(Paul Krugman, unsurprisingly, uses this project as yet another opportunity for him to perform as the hero of Upper East Side populistas – a species of populists who, ignorant of basic economics, gripe about the alleged predations of successful business people while on their way, not to NASCAR races, but to Milan for a few nights of opera at La Scala. The venues of the griping are more upscale for the populistas than they are for the populists, and that griping is lubricated with finer beverages, but the economic quality of the griping is the same: horrid.)
So here are some matters about this tunnel to consider.
- The tunnel is an example of privately constructed infrastructure. Even if you believe that this tunnel’s construction and use are socially wasteful, you cannot doubt that the tunnel and its fiber cable are hard evidence against the proposition that only government has the vision, incentive, and wherewithal to construct big and pricey physical pieces of infrastructure.
- One result of the tunnel and its fiber cable is to cause asset prices at point B to reflect more quickly than otherwise information about asset prices at point A. Prices are brought more closely into line with each other more rapidly. The law of one price holds in practice more closely to its theoretical ideal. The consequence is a pattern of prices across space and time that resembles more closely the results of perfect-information models. Curiously, many objections leveled by economists such as Joseph Stiglitz against real-world market processes is that in reality prices and information are not as perfect as they are in these economists’ favorite textbook models. This fiber-cable tunnel – by speeding market information more quickly across space – should be applauded by economists for shaving away from real-world markets some of the ‘imperfections’ that are frequently complained about and used to justify government intervention.
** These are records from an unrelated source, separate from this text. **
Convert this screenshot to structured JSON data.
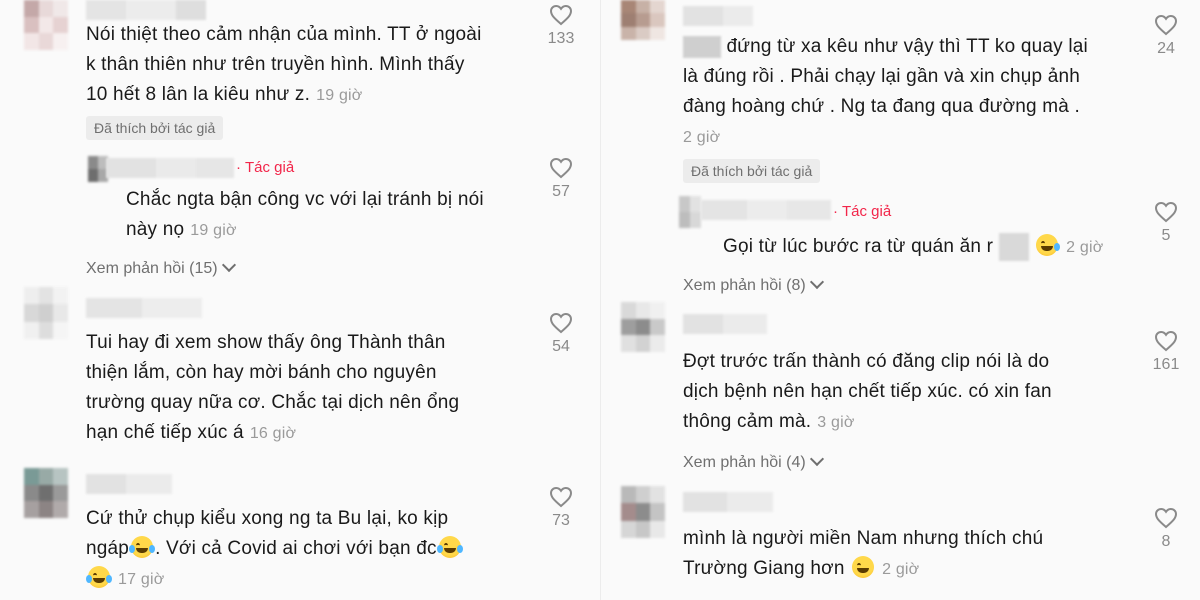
{
  "left": {
    "c1": {
      "lines": [
        "Nói thiệt theo cảm nhận của mình. TT ở ngoài",
        "k thân thiên như trên truyền hình. Mình thấy",
        "10 hết 8 lân la kiêu như z."
      ],
      "time": "19 giờ",
      "liked_badge": "Đã thích bởi tác giả",
      "likes": "133"
    },
    "r1": {
      "author_tag": "Tác giả",
      "lines": [
        "Chắc ngta bận công vc với lại tránh bị nói",
        "này nọ"
      ],
      "time": "19 giờ",
      "likes": "57"
    },
    "more1": "Xem phản hồi (15)",
    "c2": {
      "lines": [
        "Tui hay đi xem show thấy ông Thành thân",
        "thiện lắm, còn hay mời bánh cho nguyên",
        "trường quay nữa cơ. Chắc tại dịch nên ổng",
        "hạn chế tiếp xúc á"
      ],
      "time": "16 giờ",
      "likes": "54"
    },
    "c3": {
      "lines": [
        "Cứ thử chụp kiểu xong ng ta Bu lại, ko kịp",
        "ngáp",
        ". Với cả Covid ai chơi với bạn đc"
      ],
      "time": "17 giờ",
      "likes": "73"
    }
  },
  "right": {
    "c1": {
      "lines": [
        "đứng từ xa kêu như vậy thì TT ko quay lại",
        "là đúng rồi . Phải chạy lại gần và xin chụp ảnh",
        "đàng hoàng chứ . Ng ta đang qua đường mà ."
      ],
      "time": "2 giờ",
      "liked_badge": "Đã thích bởi tác giả",
      "likes": "24"
    },
    "r1": {
      "author_tag": "Tác giả",
      "line": "Gọi từ lúc bước ra từ quán ăn r",
      "time": "2 giờ",
      "likes": "5"
    },
    "more1": "Xem phản hồi (8)",
    "c2": {
      "lines": [
        "Đợt trước trấn thành có đăng clip nói là do",
        "dịch bệnh nên hạn chết tiếp xúc. có xin fan",
        "thông cảm mà."
      ],
      "time": "3 giờ",
      "likes": "161"
    },
    "more2": "Xem phản hồi (4)",
    "c3": {
      "lines": [
        "mình là người miền Nam nhưng thích chú",
        "Trường Giang hơn"
      ],
      "time": "2 giờ",
      "likes": "8"
    }
  },
  "icons": {
    "like": "heart-outline-icon",
    "expand": "chevron-down-icon",
    "laugh": "tears-of-joy-emoji",
    "grin": "grinning-emoji"
  },
  "colors": {
    "author_tag": "#f2264a",
    "muted": "#9a9a9a",
    "badge_bg": "#ececec"
  }
}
- In fact (as Tuesday’s Quotation of the Day noted) one of the finest features of the real-world market process is that it is an ongoing and decentralized orgy of experimentation (and resulting discovery). Private people spending their own money competing for market share, for profits, for access to consumer goods and services. No one possesses anything remotely close to perfect information. Therefore, the best way we can discover and use much more information than anyone could possibly come to learn through excogitation or isolated individual actions is to employ a system - or an “order” – that encourages countless individuals to act on their own pieces of information and hunches in competition and cooperation with countless other individuals. When each person does so with skin in the game – spending his or her own money (or money voluntarily entrusted to him or her by others) – prudence in acting on these individual pieces of information and hunches is encouraged. People are more prudent in these actions than they are when they are spending other people’s money.
The competitive process over time ‘selects’ and nourishes worthwhile projects as it identifies and starves wasteful projects. At no time is the array of existing projects perfect in any sense. And there’s no reason to believe that projects that are in fact worthwhile today will necessarily continue to be worthwhile tomorrow. So to identify after the fact – after the competitive process has performed one of its feats of discovery – a market action or a project that has failed is not to identify an example of some action or project that is wasteful in a larger sense. It is not to identify an action or project that could possibly have been known ahead of time by any mortal to be an action or project that should not have been allowed to move forward. That failed action or project was part of a competitive discovery process, funded and operated by individuals each with skin in the game.
The fiber-cable tunnel might or might not prove to be socially worthwhile. We simply do not know, and neither do Michael Lewis nor Paul Krugman. Of course it is costly – the resources used in it have alternative, valuable uses. But in our world of scarcity every decision is costly. (Cost is inseparable from choice.) It is a display of economic ignorance to object to the fiber-cable tunnel on the grounds that the resources used in it have other uses, or on the grounds that these resources have other uses that might prove later to have been more valuable than their use in the tunnel.
The best we can say about the fiber-cable tunnel now is that – because it is privately funded, built, and maintained for the purpose of enabling private market participants to enhance their prospects for earning profits in a competitive, largely private market – the resources used in the tunnel are more likely to prove to be productively used (that is, worth their costs) in this tunnel than in any other alternative ways known now to any mortal.